All too soon, the 24-hour iLumen European Solar Challenge is over. The charts above and below (click to zoom) show results from the live timing board. The winners of the two classes (Challenger and CR = Cruiser) will be decided on points scores, which are still to come. Meanwhile, however, the German teams from Aachen and Bochum deserve special congratulations. For updates, see also the race social media at
Update 1: there are apparently no official results yet. All that has been released has been the podiums:
Challenger: 1. Covestro Photon (Aachen), 2. Covestro Sonnenwagen (Aachen), 3. RED E (Twente)
Cruiser: 1. Lodz, 2. Onda Solare, 3. Stella Era (Eindhoven)
Using the guidelines in the official regulations, I can calculate the Challenger class scores (see below).
Update 2: the official results have now been released, and I have added the chart below. Bochum seems to have lost out from having a two-seater car. For the rest, practicality judging makes up 40% of the final Cruiser score at iESC, so that Lodz essentially won on practicality (although I note that four of the Cruisers raced in Australia in 2019, and I would have expected both practicality and efficiency scores at Zolder to have been somewhat similar).
Meanwhile, scrutineering is beginning in Belgium for the massive fleet of cars in the iLumen European Solar Challenge (see my annotated list of iESC teams). I count 4 teams from the Netherlands (6 cars), 2 teams from Germany (3 cars), 2 teams from Turkey, 2 teams from the UK, and 1 team each from Belgium, Colombia, Italy, Poland, Sweden, and Switzerland. That’s 19 cars in total (10 Challengers and 9 Cruisers).

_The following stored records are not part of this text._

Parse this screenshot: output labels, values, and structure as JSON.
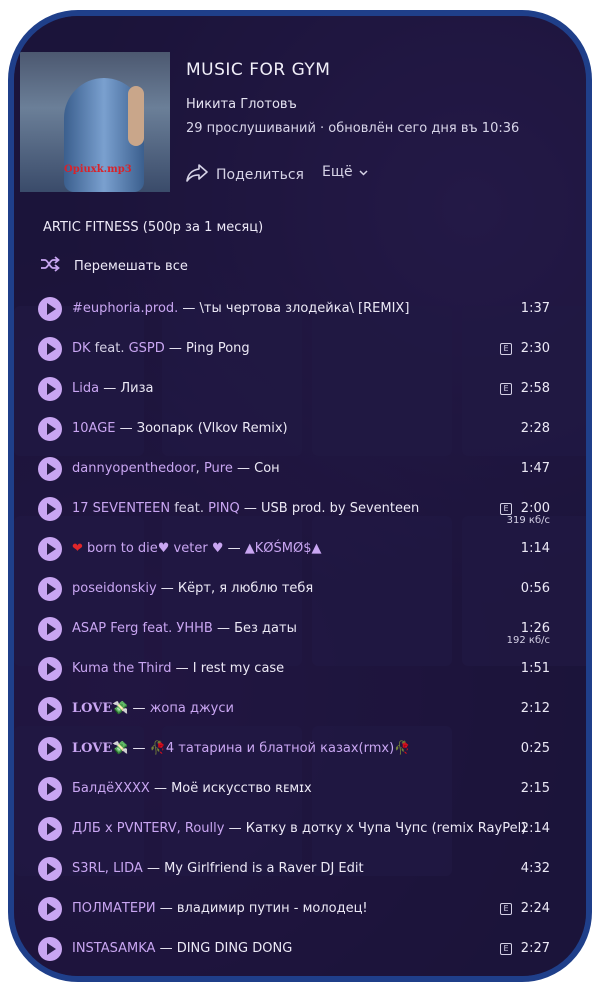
{
  "playlist": {
    "title": "MUSIC FOR GYM",
    "author": "Никита Глотовъ",
    "meta": "29 прослушиваний · обновлён сего дня въ 10:36",
    "cover_tag": "Opiuxk.mp3",
    "share_label": "Поделиться",
    "more_label": "Ещё"
  },
  "section_label": "ARTIC FITNESS (500р за 1 месяц)",
  "shuffle_label": "Перемешать все",
  "tracks": [
    {
      "artist": "#euphoria.prod.",
      "feat": "",
      "feat_artist": "",
      "sep": " — ",
      "title": "\\ты чертова злодейка\\ [REMIX]",
      "duration": "1:37",
      "explicit": false,
      "bitrate": ""
    },
    {
      "artist": "DK",
      "feat": " feat. ",
      "feat_artist": "GSPD",
      "sep": " — ",
      "title": "Ping Pong",
      "duration": "2:30",
      "explicit": true,
      "bitrate": ""
    },
    {
      "artist": "Lida",
      "feat": "",
      "feat_artist": "",
      "sep": " — ",
      "title": "Лиза",
      "duration": "2:58",
      "explicit": true,
      "bitrate": ""
    },
    {
      "artist": "10AGE",
      "feat": "",
      "feat_artist": "",
      "sep": " — ",
      "title": "Зоопарк (Vlkov Remix)",
      "duration": "2:28",
      "explicit": false,
      "bitrate": ""
    },
    {
      "artist": "dannyopenthedoor",
      "feat": ", ",
      "feat_artist": "Pure",
      "sep": " — ",
      "title": "Сон",
      "duration": "1:47",
      "explicit": false,
      "bitrate": ""
    },
    {
      "artist": "17 SEVENTEEN",
      "feat": " feat. ",
      "feat_artist": "PINQ",
      "sep": " — ",
      "title": "USB prod. by Seventeen",
      "duration": "2:00",
      "explicit": true,
      "bitrate": "319 кб/с"
    },
    {
      "artist": "born to die♥ veter ♥",
      "feat": "",
      "feat_artist": "",
      "sep": " — ",
      "title": "▲KØŚMØ$▲",
      "duration": "1:14",
      "explicit": false,
      "bitrate": "",
      "heart": "❤",
      "purple_title": true
    },
    {
      "artist": "poseidonskiy",
      "feat": "",
      "feat_artist": "",
      "sep": " — ",
      "title": "Кёрт, я люблю тебя",
      "duration": "0:56",
      "explicit": false,
      "bitrate": ""
    },
    {
      "artist": "ASAP Ferg feat. УННВ",
      "feat": "",
      "feat_artist": "",
      "sep": " — ",
      "title": "Без даты",
      "duration": "1:26",
      "explicit": false,
      "bitrate": "192 кб/с"
    },
    {
      "artist": "Kuma the Third",
      "feat": "",
      "feat_artist": "",
      "sep": " — ",
      "title": "I rest my case",
      "duration": "1:51",
      "explicit": false,
      "bitrate": ""
    },
    {
      "artist": "LOVE💸",
      "feat": "",
      "feat_artist": "",
      "sep": " — ",
      "title": "жопа джуси",
      "duration": "2:12",
      "explicit": false,
      "bitrate": "",
      "love": true,
      "purple_title": true
    },
    {
      "artist": "LOVE💸",
      "feat": "",
      "feat_artist": "",
      "sep": " — ",
      "title": "🥀4 татарина и блатной казах(rmx)🥀",
      "duration": "0:25",
      "explicit": false,
      "bitrate": "",
      "love": true,
      "purple_title": true
    },
    {
      "artist": "БалдёХХХХ",
      "feat": "",
      "feat_artist": "",
      "sep": " — ",
      "title": "Моё искусство ʀᴇᴍɪx",
      "duration": "2:15",
      "explicit": false,
      "bitrate": ""
    },
    {
      "artist": "ДЛБ x PVNTERV, Roully",
      "feat": "",
      "feat_artist": "",
      "sep": " — ",
      "title": "Катку в дотку x Чупа Чупс (remix RayPel)",
      "duration": "2:14",
      "explicit": false,
      "bitrate": ""
    },
    {
      "artist": "S3RL, LIDA",
      "feat": "",
      "feat_artist": "",
      "sep": " — ",
      "title": "My Girlfriend is a Raver DJ Edit",
      "duration": "4:32",
      "explicit": false,
      "bitrate": ""
    },
    {
      "artist": "ПОЛМАТЕРИ",
      "feat": "",
      "feat_artist": "",
      "sep": " — ",
      "title": "владимир путин - молодец!",
      "duration": "2:24",
      "explicit": true,
      "bitrate": ""
    },
    {
      "artist": "INSTASAMKA",
      "feat": "",
      "feat_artist": "",
      "sep": " — ",
      "title": "DING DING DONG",
      "duration": "2:27",
      "explicit": true,
      "bitrate": ""
    }
  ],
  "colors": {
    "accent": "#c9a6f2",
    "frame": "#1f3f8a",
    "background": "#1c1538"
  }
}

The 24-hour track race will start at 13:00 on the 17th, continuing until 13:00 on the 18th. For fans at home interested in the weather, check the forecast. It looks like it will be rather wet, sadly. At the top of this page is a webcam nearby, looking west, towards the Zolder racetrack. This webcam is at the track itself (with a view of the “Kleine Chicane,” looking roughly north from just about the centre of the track). See the race social media at
Meanwhile, solar car teams are starting to arrive in Belgium for the iLumen European Solar Challenge (iESC). Naturally, I also have an annotated list of iESC teams. Scrutineering begins on the 15th. The 24-hour track race will start at 13:00 on the 17th, continuing until 13:00 on the 18th. For fans at home interested in the weather, check the forecast. Also, at the top of this page is a webcam nearby, looking west, towards the Zolder racetrack. This webcam is at the track itself (with a view of the “Kleine Chicane,” looking roughly north from just about the centre of the track). See the race social media at
The iLumen European Solar Challenge is over. Challenger Class results are shown above, and Cruiser Class results below. The heights of the bars show points allocated in the various categories. Twente was third overall on points in the Challenger Class, although a very close second in terms of laps (344).
A number of teams had some unfortunate problems, and the Cruisers from Eindhoven and PUT Solar Dynamics were not able to hit the track at all. For pictures, see team social media (see my list of teams) or iESC social media at (click on the icons).
By special request, all links in this post (including the clickable social media icons) now open in a new tab or page, depending on your browser (I would welcome feedback on whether this is an improvement):
Detailed results for the recent iLumen European Solar Challenge (iESC) have just been released. The two charts above (for Challengers) and below (for Cruisers) visualise the results. The “Total” bar on the left in each case is the sum of the other bars, which reflect points for the various sub-challenges. In the Challenger class:
Twente won, with Red Shift (which did the most laps) and also came second with the older Red One (which did almost as many laps, as well as doing the fastest lap and winning the KO chicane);
Aachen came third in their Sonnenwagen, having put in a good all-round performance; and
Megalux came fourth overall, having come third in the lap count.
In the Cruiser class:
Lodz won, with the highest calculated cruiser score (they also won the safety sub-challenge, about which I’ve heard nothing);
Bochum came second and third in their sexy SunRiser and blue.cruiser; and
Kratos EAFIT–Postobon came fourth overall, in their lovely solar sports vehicle, having run the fastest lap, won the regularity sub-challenge, and come third in the KO chicane.
See here for more information on the teams. Well done to everybody for coping so well with the terrible weather!
The iLumen European Solar Challenge (iESC) in Belgium has just finished, under extremely wet conditions. Lap counts are shown below. Twente clocked up about 85% of the laps they did when they won in 2016. I will post about official results when they are released. However, Twente are clearly Challenger champions, while Lodz Solar Team has won the Cruiser class on points.
This updated table shows the 35 (out of 42) cars in the World Solar Challenge which have been spotted on the track or on the road as at 20:40 on Wed, Oct 4 (Darwin time). There are links to photos and to team social media. The third column of the table shows the car class (or, for Cruisers, the number of seats). For more detailed information about the teams, see my annotated teams list.